In support of developing this strategy io has been in discussion with Chinese yards, and have successfully completed exploratory workshops. We have been looking at both the oil & gas construction industry and its market holistically, and are now working with our Chinese colleagues to take the innovative construction methodologies they have created, in order to develop a broader, unique, and sustainable advantage.
To find out more, contact us at firstname.lastname@example.org.
 The full quote is “No plan of operations extends with any certainty beyond the first contact with the main hostile force” from Field Marshall Helmuth Karl Bernhard Graf von Moltke’s “On Strategy” of 1871. The precept is based on the belief that “The tactical result of an engagement forms the base for new strategic decisions because victory or defeat in a battle changes the situation to such a degree that no human acumen is able to see beyond the first battle”. Moltke’s observation is usually incorrectly attributed to Dwight D. Eisenhower
 Michael E. Porter is an American academic known for his theories on economics, business strategy, and social causes. He is the Bishop William Lawrence University Professor at the Harvard Business School and he was one of the founders of the consulting firm The Monitor Group (now part of Deloitte).
 Porter, Michael E. (1986), Competition in Global Industries, Chapter 17: Dong Sung Cho & Michael E. Porter Changing Global Industry Leadership: The Case of Shipbuilding, HBS Press.
 Vogel, E.F. (1984), Shipbuilding: High Priority Basic Industry, Harvard University Press
 See Stopford, M., (2008), Maritime Economics, Routledge, London
 See Phillips, D., (2017), In Lula’s Shadow, Brazil’s Shipbuilders Struggle to Right Themselves, New York Times
 Gourde, S (2017), Shipping Half Year Report – any Better This Year? Clarksons Research, London
 See Burton, A, (2013), The Rise and Fall of British Shipbuilding, The Histrory Press, UK
 Chirillo, L.D., Chirillo, R.D., (1986) The History of Modern Shipbuilding Methods: The U.S.-Japan Interchange, SNAME Journal of Ship Production
 Amsden, A., (1989), Asia’s Next Giant: South Korea and Late Industrialisation, New York: Oxford University Press
 See Lingwood, J. (2004), SD14 The Full Story, Ships in focus Publications, UK
 See Cheng, Y (2017), Shipbuilding Capacity Consolidation: China Presses On, Clarksons Research, London
 DSME was selected as the preferred bidder for the MARS tanker project in February 2012. The UK Ministry of Defence (MOD) awarded a £452m ($715.8m) contract to DSME in March 2012, to construct four MARS tankers for the RFA. In April 2012, BMT Defence Services, a subsidiary of BMT Group, was selected to provide design services for the Tide Class tankers under a subcontract with DSME. (Source: naval-technology.com)
 Source: Wikipedia
 Porter, Michael E., (1996) What is Strategy?

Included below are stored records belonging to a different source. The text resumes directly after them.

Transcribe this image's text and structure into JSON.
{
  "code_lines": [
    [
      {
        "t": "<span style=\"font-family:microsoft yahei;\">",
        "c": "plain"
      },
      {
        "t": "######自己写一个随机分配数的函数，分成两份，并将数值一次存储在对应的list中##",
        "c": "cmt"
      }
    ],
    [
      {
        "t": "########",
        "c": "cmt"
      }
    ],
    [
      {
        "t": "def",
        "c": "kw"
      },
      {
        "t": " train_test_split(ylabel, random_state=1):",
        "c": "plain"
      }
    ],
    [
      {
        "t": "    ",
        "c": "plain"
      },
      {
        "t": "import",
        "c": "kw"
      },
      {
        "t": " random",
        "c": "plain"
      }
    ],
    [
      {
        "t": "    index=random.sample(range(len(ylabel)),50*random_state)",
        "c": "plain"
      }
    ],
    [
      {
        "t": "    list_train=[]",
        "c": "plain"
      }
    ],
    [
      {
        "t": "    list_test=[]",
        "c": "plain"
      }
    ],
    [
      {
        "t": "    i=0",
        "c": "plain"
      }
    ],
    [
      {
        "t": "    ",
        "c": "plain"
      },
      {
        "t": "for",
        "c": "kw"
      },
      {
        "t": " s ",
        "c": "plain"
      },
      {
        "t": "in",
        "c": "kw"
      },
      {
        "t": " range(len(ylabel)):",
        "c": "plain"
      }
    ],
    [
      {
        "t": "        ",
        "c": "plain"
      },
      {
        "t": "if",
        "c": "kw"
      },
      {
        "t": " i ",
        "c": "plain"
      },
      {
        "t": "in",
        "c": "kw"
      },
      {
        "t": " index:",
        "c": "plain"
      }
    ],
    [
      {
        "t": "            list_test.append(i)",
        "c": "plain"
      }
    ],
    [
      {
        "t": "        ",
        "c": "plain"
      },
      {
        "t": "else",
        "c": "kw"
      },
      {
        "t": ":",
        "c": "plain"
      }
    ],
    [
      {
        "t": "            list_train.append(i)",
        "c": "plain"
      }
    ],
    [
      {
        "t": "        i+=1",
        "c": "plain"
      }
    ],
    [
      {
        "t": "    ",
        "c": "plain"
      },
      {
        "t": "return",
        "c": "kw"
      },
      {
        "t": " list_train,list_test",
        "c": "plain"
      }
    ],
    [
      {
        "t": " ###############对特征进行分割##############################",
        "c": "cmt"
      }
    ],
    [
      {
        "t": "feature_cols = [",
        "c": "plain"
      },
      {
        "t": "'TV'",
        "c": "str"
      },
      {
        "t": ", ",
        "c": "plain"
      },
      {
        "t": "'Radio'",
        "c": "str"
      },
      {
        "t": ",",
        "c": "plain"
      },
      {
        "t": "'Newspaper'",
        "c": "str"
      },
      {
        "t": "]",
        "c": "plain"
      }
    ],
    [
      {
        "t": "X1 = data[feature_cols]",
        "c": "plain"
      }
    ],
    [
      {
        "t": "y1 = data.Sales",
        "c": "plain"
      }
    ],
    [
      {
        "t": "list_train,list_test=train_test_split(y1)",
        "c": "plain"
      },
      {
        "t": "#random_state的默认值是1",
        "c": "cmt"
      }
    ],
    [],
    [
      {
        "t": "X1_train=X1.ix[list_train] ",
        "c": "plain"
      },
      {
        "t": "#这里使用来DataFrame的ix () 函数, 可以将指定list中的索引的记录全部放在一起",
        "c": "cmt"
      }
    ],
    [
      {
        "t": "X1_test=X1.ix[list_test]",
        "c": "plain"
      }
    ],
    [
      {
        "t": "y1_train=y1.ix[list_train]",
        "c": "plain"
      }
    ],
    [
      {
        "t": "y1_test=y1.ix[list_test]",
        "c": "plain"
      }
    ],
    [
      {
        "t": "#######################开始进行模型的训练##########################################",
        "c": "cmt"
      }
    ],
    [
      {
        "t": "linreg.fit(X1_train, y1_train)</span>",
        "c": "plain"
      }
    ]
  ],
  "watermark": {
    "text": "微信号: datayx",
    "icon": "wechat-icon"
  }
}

Harvard Business Review
 io oil & gas consulting, (2017) shipyards and the rise of the phoenix, www.iooilandgas.com